Your instructions>
This exercise calls for every line of the data below with the string "number" in it.

Supplied records>
■ ■ ■ ■ ■
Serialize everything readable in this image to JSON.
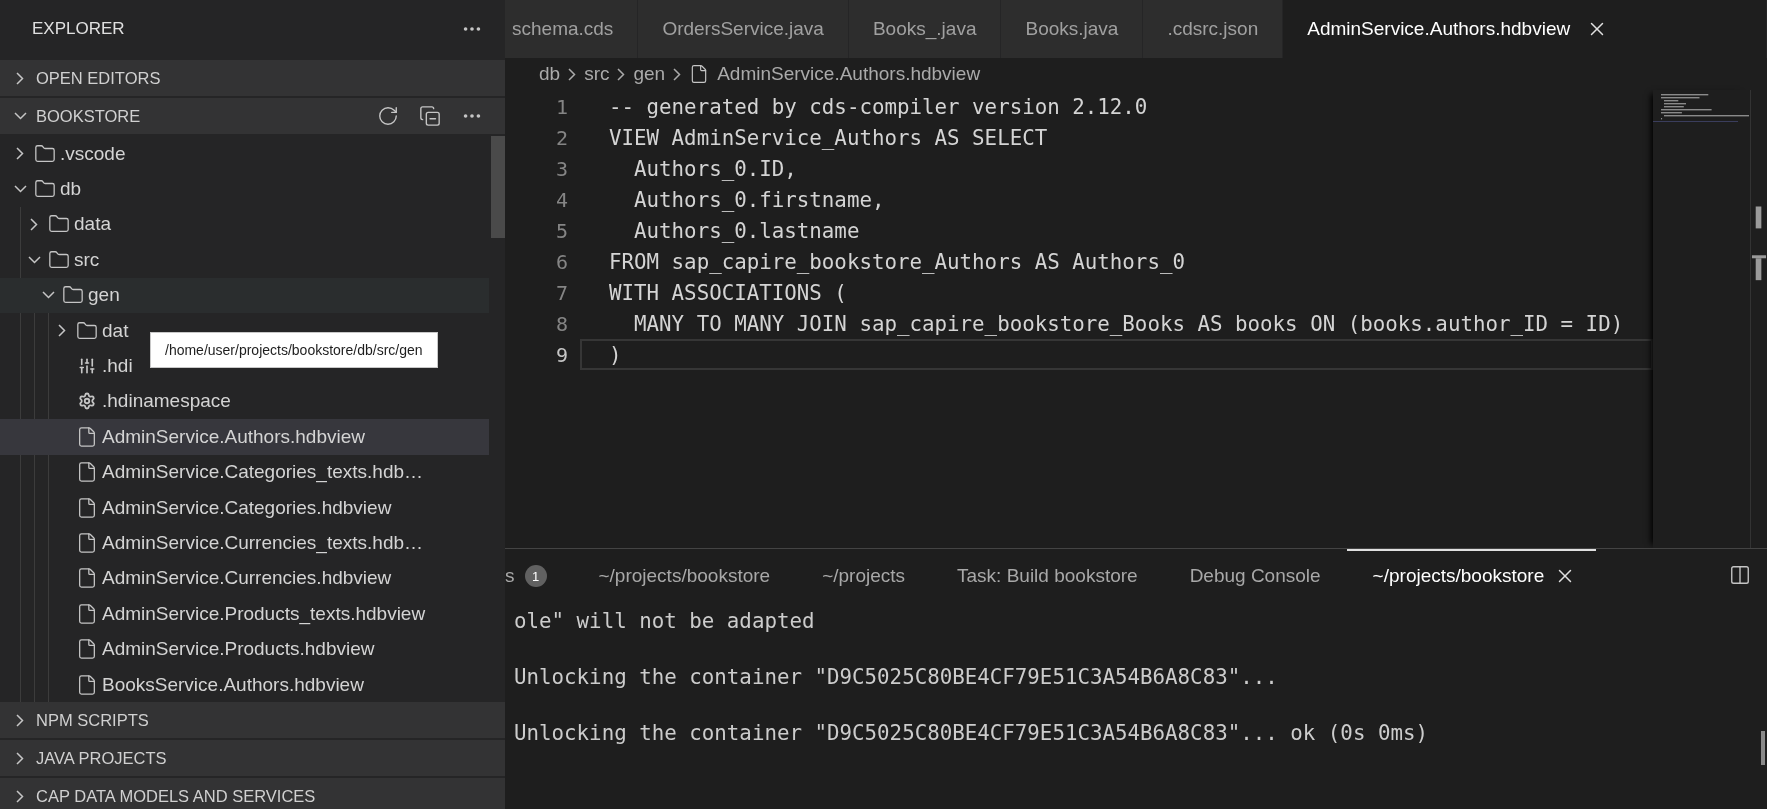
{
  "explorer": {
    "title": "EXPLORER"
  },
  "sections_top": [
    {
      "label": "OPEN EDITORS",
      "expanded": false
    }
  ],
  "workspace": {
    "label": "BOOKSTORE",
    "expanded": true,
    "tree": [
      {
        "kind": "folder",
        "name": ".vscode",
        "expanded": false,
        "selected": false
      },
      {
        "kind": "folder",
        "name": "db",
        "expanded": true,
        "selected": false,
        "children": [
          {
            "kind": "folder",
            "name": "data",
            "expanded": false,
            "selected": false
          },
          {
            "kind": "folder",
            "name": "src",
            "expanded": true,
            "selected": false,
            "children": [
              {
                "kind": "folder",
                "name": "gen",
                "expanded": true,
                "selected": false,
                "tooltip": "/home/user/projects/bookstore/db/src/gen",
                "children": [
                  {
                    "kind": "folder",
                    "name": "dat",
                    "expanded": false,
                    "selected": false
                  },
                  {
                    "kind": "config",
                    "name": ".hdi",
                    "selected": false
                  },
                  {
                    "kind": "settings",
                    "name": ".hdinamespace",
                    "selected": false
                  },
                  {
                    "kind": "file",
                    "name": "AdminService.Authors.hdbview",
                    "selected": true
                  },
                  {
                    "kind": "file",
                    "name": "AdminService.Categories_texts.hdb…",
                    "selected": false
                  },
                  {
                    "kind": "file",
                    "name": "AdminService.Categories.hdbview",
                    "selected": false
                  },
                  {
                    "kind": "file",
                    "name": "AdminService.Currencies_texts.hdb…",
                    "selected": false
                  },
                  {
                    "kind": "file",
                    "name": "AdminService.Currencies.hdbview",
                    "selected": false
                  },
                  {
                    "kind": "file",
                    "name": "AdminService.Products_texts.hdbview",
                    "selected": false
                  },
                  {
                    "kind": "file",
                    "name": "AdminService.Products.hdbview",
                    "selected": false
                  },
                  {
                    "kind": "file",
                    "name": "BooksService.Authors.hdbview",
                    "selected": false
                  }
                ]
              }
            ]
          }
        ]
      }
    ]
  },
  "sections_bottom": [
    {
      "label": "NPM SCRIPTS",
      "expanded": false
    },
    {
      "label": "JAVA PROJECTS",
      "expanded": false
    },
    {
      "label": "CAP DATA MODELS AND SERVICES",
      "expanded": false
    }
  ],
  "tabs": [
    {
      "label": "schema.cds",
      "selected": false
    },
    {
      "label": "OrdersService.java",
      "selected": false
    },
    {
      "label": "Books_.java",
      "selected": false
    },
    {
      "label": "Books.java",
      "selected": false
    },
    {
      "label": ".cdsrc.json",
      "selected": false
    },
    {
      "label": "AdminService.Authors.hdbview",
      "selected": true
    }
  ],
  "breadcrumb": [
    {
      "kind": "folder",
      "label": "db"
    },
    {
      "kind": "folder",
      "label": "src"
    },
    {
      "kind": "folder",
      "label": "gen"
    },
    {
      "kind": "file",
      "label": "AdminService.Authors.hdbview"
    }
  ],
  "code_lines": [
    {
      "number": "1",
      "text": "-- generated by cds-compiler version 2.12.0",
      "current": false
    },
    {
      "number": "2",
      "text": "VIEW AdminService_Authors AS SELECT",
      "current": false
    },
    {
      "number": "3",
      "text": "  Authors_0.ID,",
      "current": false
    },
    {
      "number": "4",
      "text": "  Authors_0.firstname,",
      "current": false
    },
    {
      "number": "5",
      "text": "  Authors_0.lastname",
      "current": false
    },
    {
      "number": "6",
      "text": "FROM sap_capire_bookstore_Authors AS Authors_0",
      "current": false
    },
    {
      "number": "7",
      "text": "WITH ASSOCIATIONS (",
      "current": false
    },
    {
      "number": "8",
      "text": "  MANY TO MANY JOIN sap_capire_bookstore_Books AS books ON (books.author_ID = ID)",
      "current": false
    },
    {
      "number": "9",
      "text": ")",
      "current": true
    }
  ],
  "panel_tabs": [
    {
      "label": "s",
      "badge": "1",
      "selected": false
    },
    {
      "label": "~/projects/bookstore",
      "selected": false
    },
    {
      "label": "~/projects",
      "selected": false
    },
    {
      "label": "Task: Build bookstore",
      "selected": false
    },
    {
      "label": "Debug Console",
      "selected": false
    },
    {
      "label": "~/projects/bookstore",
      "selected": true
    }
  ],
  "terminal_lines": [
    "ole\" will not be adapted",
    "Unlocking the container \"D9C5025C80BE4CF79E51C3A54B6A8C83\"...",
    "Unlocking the container \"D9C5025C80BE4CF79E51C3A54B6A8C83\"... ok (0s 0ms)"
  ]
}
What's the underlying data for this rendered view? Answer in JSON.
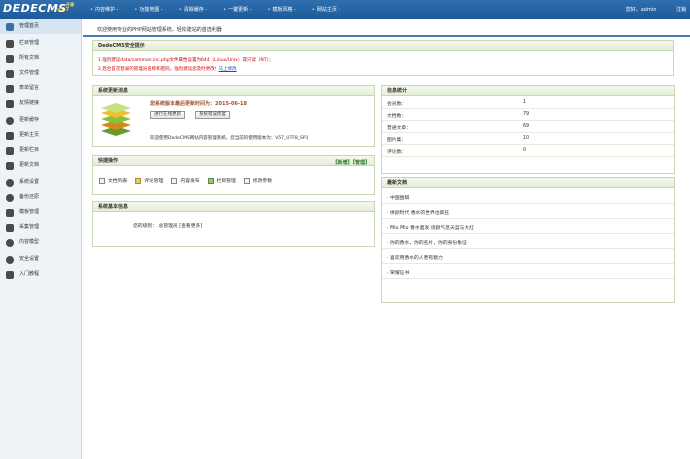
{
  "app": {
    "logo_text": "DEDECMS",
    "version": "v5.7",
    "version_tag": "开源"
  },
  "top_nav": [
    {
      "label": "内容维护"
    },
    {
      "label": "功能地图"
    },
    {
      "label": "清除缓存"
    },
    {
      "label": "一键更新"
    },
    {
      "label": "模板风格"
    },
    {
      "label": "网站主页"
    }
  ],
  "user": {
    "greeting": "您好，admin",
    "logout": "注销"
  },
  "sidebar": {
    "items": [
      {
        "label": "管理首页",
        "icon": "home-icon"
      },
      {
        "label": "栏目管理",
        "icon": "column-icon"
      },
      {
        "label": "所有文档",
        "icon": "documents-icon"
      },
      {
        "label": "文件管理",
        "icon": "file-icon"
      },
      {
        "label": "表单留言",
        "icon": "form-icon"
      },
      {
        "label": "友情链接",
        "icon": "link-icon"
      },
      {
        "label": "更新缓存",
        "icon": "refresh-icon"
      },
      {
        "label": "更新主页",
        "icon": "home-refresh-icon"
      },
      {
        "label": "更新栏目",
        "icon": "column-refresh-icon"
      },
      {
        "label": "更新文档",
        "icon": "doc-refresh-icon"
      },
      {
        "label": "系统设置",
        "icon": "settings-icon"
      },
      {
        "label": "备份还原",
        "icon": "backup-icon"
      },
      {
        "label": "模板管理",
        "icon": "template-icon"
      },
      {
        "label": "采集管理",
        "icon": "collect-icon"
      },
      {
        "label": "内容模型",
        "icon": "model-icon"
      },
      {
        "label": "安全设置",
        "icon": "lock-icon"
      },
      {
        "label": "入门教程",
        "icon": "tutorial-icon"
      }
    ]
  },
  "main": {
    "welcome": "欢迎使用专业的PHP网站管理系统，轻松建站的首选利器"
  },
  "security": {
    "title": "DedeCMS安全提示",
    "line1": "1.强烈建议data/common.inc.php文件属性设置为644（Linux/Unix）或只读（NT）；",
    "line2": "2.后台首次登录的管理员名称和密码，强烈建议您及时更改!",
    "line2_link": "马上修改"
  },
  "update": {
    "title": "系统更新消息",
    "date_text": "您系统版本最后更新时间为：2015-06-18",
    "btn_check": "进行在线更新",
    "btn_sysinfo": "系统错误修复",
    "welcome": "欢迎使用DedeCMS网站内容管理系统，您当前的使用版本为：V57_UTF8_SP1"
  },
  "quick": {
    "title": "快捷操作",
    "links": "【新增】【管理】",
    "items": [
      {
        "label": "文档列表",
        "icon": "doc-list-icon"
      },
      {
        "label": "评论管理",
        "icon": "comment-icon"
      },
      {
        "label": "内容发布",
        "icon": "publish-icon"
      },
      {
        "label": "栏目管理",
        "icon": "column-manage-icon"
      },
      {
        "label": "修改参数",
        "icon": "params-icon"
      }
    ]
  },
  "sysinfo": {
    "title": "系统基本信息",
    "level_label": "您的级别：",
    "level_value": "总管理员",
    "level_more": "[查看更多]"
  },
  "stats": {
    "title": "信息统计",
    "rows": [
      {
        "label": "会员数：",
        "value": "1"
      },
      {
        "label": "文档数：",
        "value": "79"
      },
      {
        "label": "普通文章：",
        "value": "69"
      },
      {
        "label": "图片集：",
        "value": "10"
      },
      {
        "label": "评论数：",
        "value": "0"
      }
    ]
  },
  "latest": {
    "title": "最新文档",
    "items": [
      {
        "title": "· 中国围棋"
      },
      {
        "title": "· 拼颜时代 香水的世界也疯狂"
      },
      {
        "title": "· Miu Miu 香水面发 烧颜气息天蓝与大红"
      },
      {
        "title": "· 你的香水，你的名片，你的身份象征"
      },
      {
        "title": "· 喜欢用香水的人更有魅力"
      },
      {
        "title": "· 荣耀证书"
      }
    ]
  },
  "colors": {
    "topbar": "#1e5a97",
    "panel_border": "#c7d9b2",
    "warning": "#cc0000",
    "accent_green": "#2a7a2a"
  }
}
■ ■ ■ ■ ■
Answer space>
      "number": "1",
      "number": "2",
      "number": "3",
      "number": "4",
      "number": "5",
      "number": "6",
      "number": "7",
      "number": "8",
      "number": "9",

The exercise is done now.